Citing PatentFiling datePublication dateApplicantTitle
US4647531 *Feb 6, 1984Mar 3, 1987Ortho Diagnostic Systems, Inc.Generalized cytometry instrument and methods of use
US5139956 *Mar 4, 1991Aug 18, 1992Fiatron-Eppendorf, Inc.Method and system for determining peroxide content
US5580785 *Apr 27, 1995Dec 3, 1996Lumitox Gulf L.C.Field-portable toxicity tester
US6312943 *Jul 8, 1999Nov 6, 2001Sapporo Breweries Ltd.Sample preparation apparatus and spray apparatus for sample preparation
US6985818 *Feb 6, 2003Jan 10, 2006The United States Of America As Represented By The Secretary Of The ArmyAir sampling method and sensor system for spectroscopic detection and identification of chemical and biological contaminants
U.S. Classification435/34, 436/172, 422/88, 356/410, 435/287.3, 435/288.7, 422/86, 250/361.00C, 435/286.4

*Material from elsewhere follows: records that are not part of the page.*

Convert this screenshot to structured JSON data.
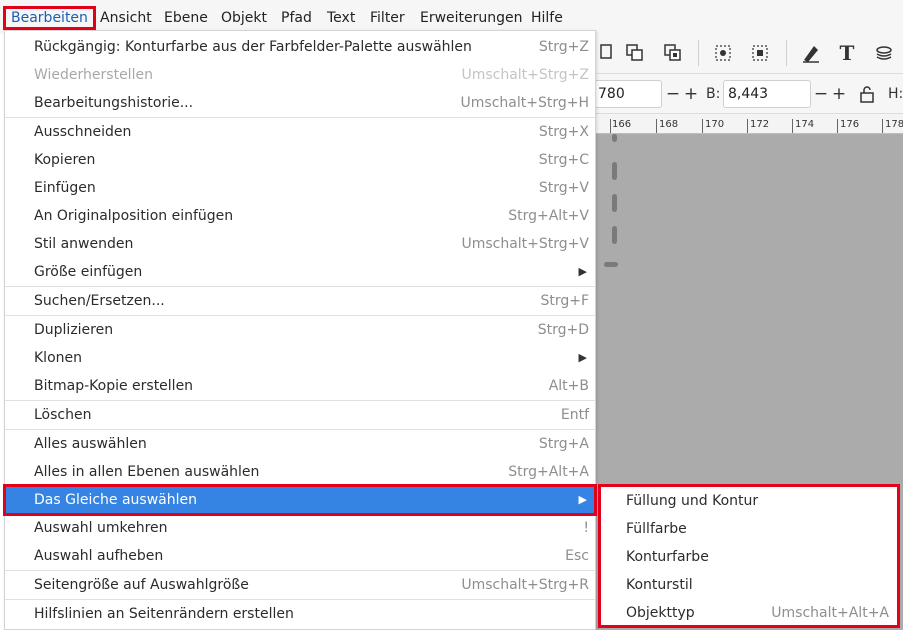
{
  "menubar": {
    "items": [
      {
        "label": "Bearbeiten",
        "active": true
      },
      {
        "label": "Ansicht"
      },
      {
        "label": "Ebene"
      },
      {
        "label": "Objekt"
      },
      {
        "label": "Pfad"
      },
      {
        "label": "Text"
      },
      {
        "label": "Filter"
      },
      {
        "label": "Erweiterungen"
      },
      {
        "label": "Hilfe"
      }
    ]
  },
  "edit_menu": {
    "items": [
      {
        "label": "Rückgängig: Konturfarbe aus der Farbfelder-Palette auswählen",
        "accel": "Strg+Z"
      },
      {
        "label": "Wiederherstellen",
        "accel": "Umschalt+Strg+Z",
        "disabled": true
      },
      {
        "label": "Bearbeitungshistorie...",
        "accel": "Umschalt+Strg+H"
      },
      {
        "label": "Ausschneiden",
        "accel": "Strg+X"
      },
      {
        "label": "Kopieren",
        "accel": "Strg+C"
      },
      {
        "label": "Einfügen",
        "accel": "Strg+V"
      },
      {
        "label": "An Originalposition einfügen",
        "accel": "Strg+Alt+V"
      },
      {
        "label": "Stil anwenden",
        "accel": "Umschalt+Strg+V"
      },
      {
        "label": "Größe einfügen",
        "submenu": true
      },
      {
        "label": "Suchen/Ersetzen...",
        "accel": "Strg+F"
      },
      {
        "label": "Duplizieren",
        "accel": "Strg+D"
      },
      {
        "label": "Klonen",
        "submenu": true
      },
      {
        "label": "Bitmap-Kopie erstellen",
        "accel": "Alt+B"
      },
      {
        "label": "Löschen",
        "accel": "Entf"
      },
      {
        "label": "Alles auswählen",
        "accel": "Strg+A"
      },
      {
        "label": "Alles in allen Ebenen auswählen",
        "accel": "Strg+Alt+A"
      },
      {
        "label": "Das Gleiche auswählen",
        "submenu": true,
        "highlighted": true
      },
      {
        "label": "Auswahl umkehren",
        "accel": "!"
      },
      {
        "label": "Auswahl aufheben",
        "accel": "Esc"
      },
      {
        "label": "Seitengröße auf Auswahlgröße",
        "accel": "Umschalt+Strg+R"
      },
      {
        "label": "Hilfslinien an Seitenrändern erstellen"
      }
    ]
  },
  "submenu_select_same": {
    "items": [
      {
        "label": "Füllung und Kontur"
      },
      {
        "label": "Füllfarbe"
      },
      {
        "label": "Konturfarbe"
      },
      {
        "label": "Konturstil"
      },
      {
        "label": "Objekttyp",
        "accel": "Umschalt+Alt+A"
      }
    ]
  },
  "controlbar": {
    "x_value": "780",
    "b_label": "B:",
    "b_value": "8,443",
    "h_label": "H:",
    "minus": "−",
    "plus": "+"
  },
  "ruler": {
    "ticks": [
      "166",
      "168",
      "170",
      "172",
      "174",
      "176",
      "178"
    ]
  },
  "icons": {
    "submenu_arrow": "submenu-arrow-icon",
    "lock": "lock-icon",
    "text_tool": "text-tool-icon"
  },
  "colors": {
    "highlight": "#3584e4",
    "annotation_red": "#e3001b",
    "canvas_gray": "#ababab"
  }
}
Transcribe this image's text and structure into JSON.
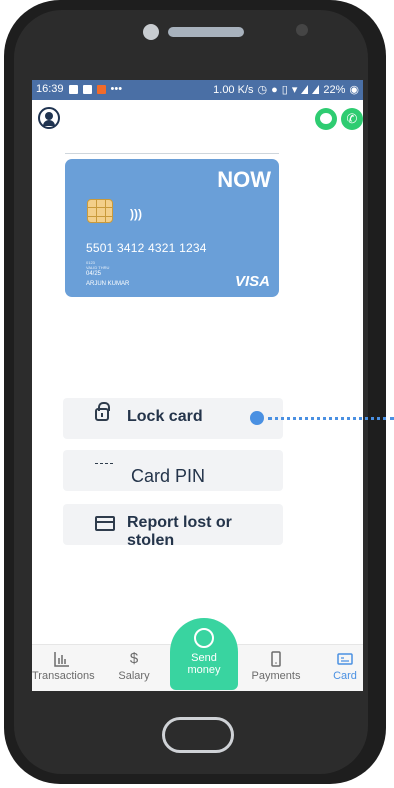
{
  "status_bar": {
    "time": "16:39",
    "speed": "1.00 K/s",
    "battery": "22%"
  },
  "card": {
    "brand": "NOW",
    "nfc_symbol": ")))",
    "number": "5501 3412 4321 1234",
    "valid_small": "0123",
    "valid_label": "VALID THRU",
    "expiry": "04/25",
    "holder": "ARJUN KUMAR",
    "network": "VISA"
  },
  "actions": {
    "lock": "Lock card",
    "pin": "Card PIN",
    "lost": "Report lost or stolen"
  },
  "nav": {
    "transactions": "Transactions",
    "salary": "Salary",
    "send_line1": "Send",
    "send_line2": "money",
    "payments": "Payments",
    "card": "Card"
  },
  "colors": {
    "status_bar": "#4a6fa5",
    "card": "#6a9fd8",
    "accent": "#4a90e2",
    "send_button": "#39d4a0",
    "call_chat": "#2ecc71"
  },
  "icons": {
    "profile": "profile-icon",
    "chat": "chat-icon",
    "call": "phone-icon",
    "lock": "lock-icon",
    "pin": "pin-icon",
    "lost": "card-icon"
  }
}
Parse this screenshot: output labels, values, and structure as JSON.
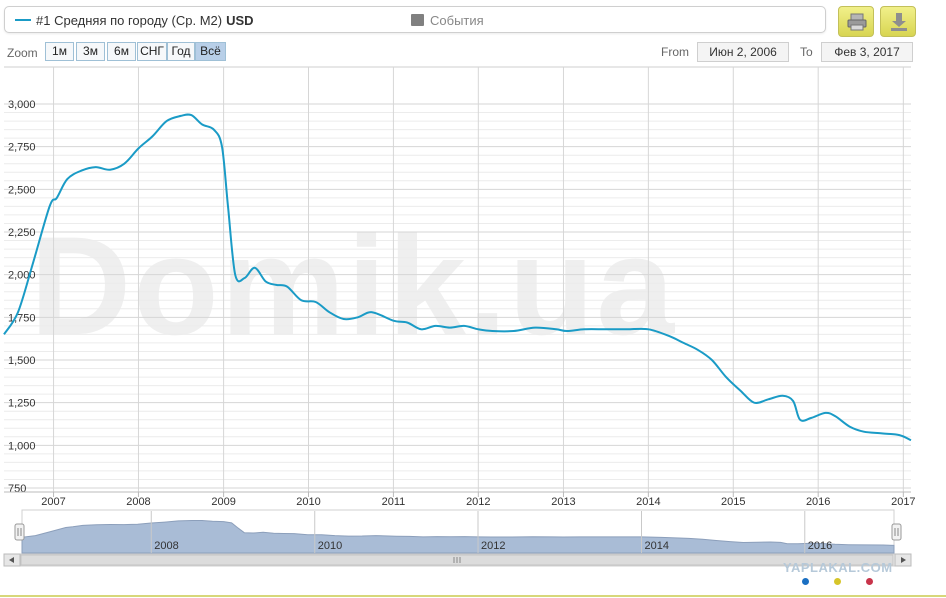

International ClassificationG01N21/76, C12Q1/02
Cooperative ClassificationG01N21/766, C12Q1/02
European ClassificationC12Q1/02, G01N21/76G